<<<<
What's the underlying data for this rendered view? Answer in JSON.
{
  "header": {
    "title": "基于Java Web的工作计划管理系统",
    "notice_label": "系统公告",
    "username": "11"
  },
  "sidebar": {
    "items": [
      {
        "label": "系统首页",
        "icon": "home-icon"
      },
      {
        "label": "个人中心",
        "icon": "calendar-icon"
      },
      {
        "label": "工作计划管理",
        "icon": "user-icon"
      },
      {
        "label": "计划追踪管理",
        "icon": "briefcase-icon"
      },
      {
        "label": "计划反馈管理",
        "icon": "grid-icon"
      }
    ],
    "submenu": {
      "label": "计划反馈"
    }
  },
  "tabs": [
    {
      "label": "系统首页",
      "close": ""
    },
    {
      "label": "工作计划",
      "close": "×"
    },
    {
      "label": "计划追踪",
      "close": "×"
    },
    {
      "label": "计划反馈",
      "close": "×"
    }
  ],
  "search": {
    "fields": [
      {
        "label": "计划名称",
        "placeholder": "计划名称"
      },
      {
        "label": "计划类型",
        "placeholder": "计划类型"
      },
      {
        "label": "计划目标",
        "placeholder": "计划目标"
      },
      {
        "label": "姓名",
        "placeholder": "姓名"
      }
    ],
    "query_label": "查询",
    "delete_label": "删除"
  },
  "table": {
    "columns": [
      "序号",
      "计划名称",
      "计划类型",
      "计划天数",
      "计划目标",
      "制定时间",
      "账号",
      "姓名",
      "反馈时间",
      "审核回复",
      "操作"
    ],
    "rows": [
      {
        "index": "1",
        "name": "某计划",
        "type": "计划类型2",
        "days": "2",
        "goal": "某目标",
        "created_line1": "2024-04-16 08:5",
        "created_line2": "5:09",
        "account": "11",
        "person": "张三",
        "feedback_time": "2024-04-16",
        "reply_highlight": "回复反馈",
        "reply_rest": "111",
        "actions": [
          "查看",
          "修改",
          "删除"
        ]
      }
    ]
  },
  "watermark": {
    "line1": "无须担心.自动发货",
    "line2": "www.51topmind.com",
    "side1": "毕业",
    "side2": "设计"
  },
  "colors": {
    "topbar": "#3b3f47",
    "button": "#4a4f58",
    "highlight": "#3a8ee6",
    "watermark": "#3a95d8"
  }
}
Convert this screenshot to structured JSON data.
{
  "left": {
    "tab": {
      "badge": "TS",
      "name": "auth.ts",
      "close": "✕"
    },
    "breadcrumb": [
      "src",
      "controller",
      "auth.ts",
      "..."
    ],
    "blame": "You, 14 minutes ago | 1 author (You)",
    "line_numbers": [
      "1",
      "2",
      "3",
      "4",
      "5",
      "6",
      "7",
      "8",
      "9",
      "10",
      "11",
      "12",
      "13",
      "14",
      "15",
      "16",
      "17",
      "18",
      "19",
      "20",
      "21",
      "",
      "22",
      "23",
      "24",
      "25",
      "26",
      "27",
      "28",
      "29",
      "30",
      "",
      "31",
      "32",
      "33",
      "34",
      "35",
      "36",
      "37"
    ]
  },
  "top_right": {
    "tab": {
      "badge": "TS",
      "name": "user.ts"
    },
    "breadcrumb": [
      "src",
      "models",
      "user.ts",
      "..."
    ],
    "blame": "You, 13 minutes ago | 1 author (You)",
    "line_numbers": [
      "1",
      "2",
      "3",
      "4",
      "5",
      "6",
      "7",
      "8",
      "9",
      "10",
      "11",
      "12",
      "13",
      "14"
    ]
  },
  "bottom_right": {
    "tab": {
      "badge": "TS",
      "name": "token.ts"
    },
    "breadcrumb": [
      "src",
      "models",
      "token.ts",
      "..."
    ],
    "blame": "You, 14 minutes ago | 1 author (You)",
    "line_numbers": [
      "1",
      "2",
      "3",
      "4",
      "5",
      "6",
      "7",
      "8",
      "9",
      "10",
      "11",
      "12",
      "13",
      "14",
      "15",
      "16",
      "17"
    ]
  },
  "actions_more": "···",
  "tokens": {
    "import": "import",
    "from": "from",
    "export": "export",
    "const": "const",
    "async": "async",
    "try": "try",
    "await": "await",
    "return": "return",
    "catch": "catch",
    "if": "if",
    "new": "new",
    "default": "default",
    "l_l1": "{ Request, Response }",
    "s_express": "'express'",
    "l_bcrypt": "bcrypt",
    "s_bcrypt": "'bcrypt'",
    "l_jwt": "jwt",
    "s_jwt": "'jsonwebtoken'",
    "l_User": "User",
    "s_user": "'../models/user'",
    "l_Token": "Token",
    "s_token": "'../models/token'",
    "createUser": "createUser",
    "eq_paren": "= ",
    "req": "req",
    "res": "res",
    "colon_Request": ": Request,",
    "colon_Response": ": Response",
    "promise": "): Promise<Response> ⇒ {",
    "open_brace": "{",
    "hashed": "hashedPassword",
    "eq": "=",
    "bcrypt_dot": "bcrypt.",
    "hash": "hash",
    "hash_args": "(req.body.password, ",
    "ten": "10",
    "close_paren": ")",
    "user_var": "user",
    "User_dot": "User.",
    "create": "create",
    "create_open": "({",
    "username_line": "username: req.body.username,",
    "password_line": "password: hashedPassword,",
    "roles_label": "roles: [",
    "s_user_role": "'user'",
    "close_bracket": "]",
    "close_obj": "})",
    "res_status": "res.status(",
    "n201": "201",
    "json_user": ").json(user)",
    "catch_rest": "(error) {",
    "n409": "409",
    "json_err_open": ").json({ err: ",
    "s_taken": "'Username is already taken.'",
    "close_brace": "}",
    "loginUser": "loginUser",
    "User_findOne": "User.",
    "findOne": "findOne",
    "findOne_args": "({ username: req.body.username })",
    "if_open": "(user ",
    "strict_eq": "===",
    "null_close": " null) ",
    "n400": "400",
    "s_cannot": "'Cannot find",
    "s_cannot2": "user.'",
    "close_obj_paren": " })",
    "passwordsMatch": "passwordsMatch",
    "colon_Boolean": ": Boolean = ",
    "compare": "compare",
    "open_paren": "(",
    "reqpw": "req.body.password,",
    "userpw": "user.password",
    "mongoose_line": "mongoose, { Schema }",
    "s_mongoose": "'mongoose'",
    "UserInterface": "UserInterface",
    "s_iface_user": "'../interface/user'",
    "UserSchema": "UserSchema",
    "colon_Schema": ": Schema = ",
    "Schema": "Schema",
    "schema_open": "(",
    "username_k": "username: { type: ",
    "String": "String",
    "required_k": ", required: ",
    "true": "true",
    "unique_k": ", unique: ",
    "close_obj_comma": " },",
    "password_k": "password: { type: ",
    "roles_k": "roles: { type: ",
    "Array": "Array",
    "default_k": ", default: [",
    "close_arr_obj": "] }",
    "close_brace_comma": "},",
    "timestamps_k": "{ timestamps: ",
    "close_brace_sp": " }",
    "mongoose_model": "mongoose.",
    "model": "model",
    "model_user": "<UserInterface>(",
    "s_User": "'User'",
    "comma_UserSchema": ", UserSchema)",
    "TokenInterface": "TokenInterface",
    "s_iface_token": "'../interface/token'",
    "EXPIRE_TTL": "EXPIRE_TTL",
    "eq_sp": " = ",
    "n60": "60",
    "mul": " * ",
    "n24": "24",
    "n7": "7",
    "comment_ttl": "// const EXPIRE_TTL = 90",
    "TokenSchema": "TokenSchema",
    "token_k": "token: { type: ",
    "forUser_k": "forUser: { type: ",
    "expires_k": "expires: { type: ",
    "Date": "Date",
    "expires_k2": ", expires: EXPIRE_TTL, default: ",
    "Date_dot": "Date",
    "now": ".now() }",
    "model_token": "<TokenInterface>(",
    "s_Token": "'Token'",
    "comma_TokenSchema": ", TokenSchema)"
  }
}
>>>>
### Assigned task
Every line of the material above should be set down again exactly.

### The answer
What's the underlying data for this rendered view? Answer in JSON.
{
  "header": {
    "title": "基于Java Web的工作计划管理系统",
    "notice_label": "系统公告",
    "username": "11"
  },
  "sidebar": {
    "items": [
      {
        "label": "系统首页",
        "icon": "home-icon"
      },
      {
        "label": "个人中心",
        "icon": "calendar-icon"
      },
      {
        "label": "工作计划管理",
        "icon": "user-icon"
      },
      {
        "label": "计划追踪管理",
        "icon": "briefcase-icon"
      },
      {
        "label": "计划反馈管理",
        "icon": "grid-icon"
      }
    ],
    "submenu": {
      "label": "计划反馈"
    }
  },
  "tabs": [
    {
      "label": "系统首页",
      "close": ""
    },
    {
      "label": "工作计划",
      "close": "×"
    },
    {
      "label": "计划追踪",
      "close": "×"
    },
    {
      "label": "计划反馈",
      "close": "×"
    }
  ],
  "search": {
    "fields": [
      {
        "label": "计划名称",
        "placeholder": "计划名称"
      },
      {
        "label": "计划类型",
        "placeholder": "计划类型"
      },
      {
        "label": "计划目标",
        "placeholder": "计划目标"
      },
      {
        "label": "姓名",
        "placeholder": "姓名"
      }
    ],
    "query_label": "查询",
    "delete_label": "删除"
  },
  "table": {
    "columns": [
      "序号",
      "计划名称",
      "计划类型",
      "计划天数",
      "计划目标",
      "制定时间",
      "账号",
      "姓名",
      "反馈时间",
      "审核回复",
      "操作"
    ],
    "rows": [
      {
        "index": "1",
        "name": "某计划",
        "type": "计划类型2",
        "days": "2",
        "goal": "某目标",
        "created_line1": "2024-04-16 08:5",
        "created_line2": "5:09",
        "account": "11",
        "person": "张三",
        "feedback_time": "2024-04-16",
        "reply_highlight": "回复反馈",
        "reply_rest": "111",
        "actions": [
          "查看",
          "修改",
          "删除"
        ]
      }
    ]
  },
  "watermark": {
    "line1": "无须担心.自动发货",
    "line2": "www.51topmind.com",
    "side1": "毕业",
    "side2": "设计"
  },
  "colors": {
    "topbar": "#3b3f47",
    "button": "#4a4f58",
    "highlight": "#3a8ee6",
    "watermark": "#3a95d8"
  }
}
Convert this screenshot to structured JSON data.
{
  "left": {
    "tab": {
      "badge": "TS",
      "name": "auth.ts",
      "close": "✕"
    },
    "breadcrumb": [
      "src",
      "controller",
      "auth.ts",
      "..."
    ],
    "blame": "You, 14 minutes ago | 1 author (You)",
    "line_numbers": [
      "1",
      "2",
      "3",
      "4",
      "5",
      "6",
      "7",
      "8",
      "9",
      "10",
      "11",
      "12",
      "13",
      "14",
      "15",
      "16",
      "17",
      "18",
      "19",
      "20",
      "21",
      "",
      "22",
      "23",
      "24",
      "25",
      "26",
      "27",
      "28",
      "29",
      "30",
      "",
      "31",
      "32",
      "33",
      "34",
      "35",
      "36",
      "37"
    ]
  },
  "top_right": {
    "tab": {
      "badge": "TS",
      "name": "user.ts"
    },
    "breadcrumb": [
      "src",
      "models",
      "user.ts",
      "..."
    ],
    "blame": "You, 13 minutes ago | 1 author (You)",
    "line_numbers": [
      "1",
      "2",
      "3",
      "4",
      "5",
      "6",
      "7",
      "8",
      "9",
      "10",
      "11",
      "12",
      "13",
      "14"
    ]
  },
  "bottom_right": {
    "tab": {
      "badge": "TS",
      "name": "token.ts"
    },
    "breadcrumb": [
      "src",
      "models",
      "token.ts",
      "..."
    ],
    "blame": "You, 14 minutes ago | 1 author (You)",
    "line_numbers": [
      "1",
      "2",
      "3",
      "4",
      "5",
      "6",
      "7",
      "8",
      "9",
      "10",
      "11",
      "12",
      "13",
      "14",
      "15",
      "16",
      "17"
    ]
  },
  "actions_more": "···",
  "tokens": {
    "import": "import",
    "from": "from",
    "export": "export",
    "const": "const",
    "async": "async",
    "try": "try",
    "await": "await",
    "return": "return",
    "catch": "catch",
    "if": "if",
    "new": "new",
    "default": "default",
    "l_l1": "{ Request, Response }",
    "s_express": "'express'",
    "l_bcrypt": "bcrypt",
    "s_bcrypt": "'bcrypt'",
    "l_jwt": "jwt",
    "s_jwt": "'jsonwebtoken'",
    "l_User": "User",
    "s_user": "'../models/user'",
    "l_Token": "Token",
    "s_token": "'../models/token'",
    "createUser": "createUser",
    "eq_paren": "= ",
    "req": "req",
    "res": "res",
    "colon_Request": ": Request,",
    "colon_Response": ": Response",
    "promise": "): Promise<Response> ⇒ {",
    "open_brace": "{",
    "hashed": "hashedPassword",
    "eq": "=",
    "bcrypt_dot": "bcrypt.",
    "hash": "hash",
    "hash_args": "(req.body.password, ",
    "ten": "10",
    "close_paren": ")",
    "user_var": "user",
    "User_dot": "User.",
    "create": "create",
    "create_open": "({",
    "username_line": "username: req.body.username,",
    "password_line": "password: hashedPassword,",
    "roles_label": "roles: [",
    "s_user_role": "'user'",
    "close_bracket": "]",
    "close_obj": "})",
    "res_status": "res.status(",
    "n201": "201",
    "json_user": ").json(user)",
    "catch_rest": "(error) {",
    "n409": "409",
    "json_err_open": ").json({ err: ",
    "s_taken": "'Username is already taken.'",
    "close_brace": "}",
    "loginUser": "loginUser",
    "User_findOne": "User.",
    "findOne": "findOne",
    "findOne_args": "({ username: req.body.username })",
    "if_open": "(user ",
    "strict_eq": "===",
    "null_close": " null) ",
    "n400": "400",
    "s_cannot": "'Cannot find",
    "s_cannot2": "user.'",
    "close_obj_paren": " })",
    "passwordsMatch": "passwordsMatch",
    "colon_Boolean": ": Boolean = ",
    "compare": "compare",
    "open_paren": "(",
    "reqpw": "req.body.password,",
    "userpw": "user.password",
    "mongoose_line": "mongoose, { Schema }",
    "s_mongoose": "'mongoose'",
    "UserInterface": "UserInterface",
    "s_iface_user": "'../interface/user'",
    "UserSchema": "UserSchema",
    "colon_Schema": ": Schema = ",
    "Schema": "Schema",
    "schema_open": "(",
    "username_k": "username: { type: ",
    "String": "String",
    "required_k": ", required: ",
    "true": "true",
    "unique_k": ", unique: ",
    "close_obj_comma": " },",
    "password_k": "password: { type: ",
    "roles_k": "roles: { type: ",
    "Array": "Array",
    "default_k": ", default: [",
    "close_arr_obj": "] }",
    "close_brace_comma": "},",
    "timestamps_k": "{ timestamps: ",
    "close_brace_sp": " }",
    "mongoose_model": "mongoose.",
    "model": "model",
    "model_user": "<UserInterface>(",
    "s_User": "'User'",
    "comma_UserSchema": ", UserSchema)",
    "TokenInterface": "TokenInterface",
    "s_iface_token": "'../interface/token'",
    "EXPIRE_TTL": "EXPIRE_TTL",
    "eq_sp": " = ",
    "n60": "60",
    "mul": " * ",
    "n24": "24",
    "n7": "7",
    "comment_ttl": "// const EXPIRE_TTL = 90",
    "TokenSchema": "TokenSchema",
    "token_k": "token: { type: ",
    "forUser_k": "forUser: { type: ",
    "expires_k": "expires: { type: ",
    "Date": "Date",
    "expires_k2": ", expires: EXPIRE_TTL, default: ",
    "Date_dot": "Date",
    "now": ".now() }",
    "model_token": "<TokenInterface>(",
    "s_Token": "'Token'",
    "comma_TokenSchema": ", TokenSchema)"
  }
}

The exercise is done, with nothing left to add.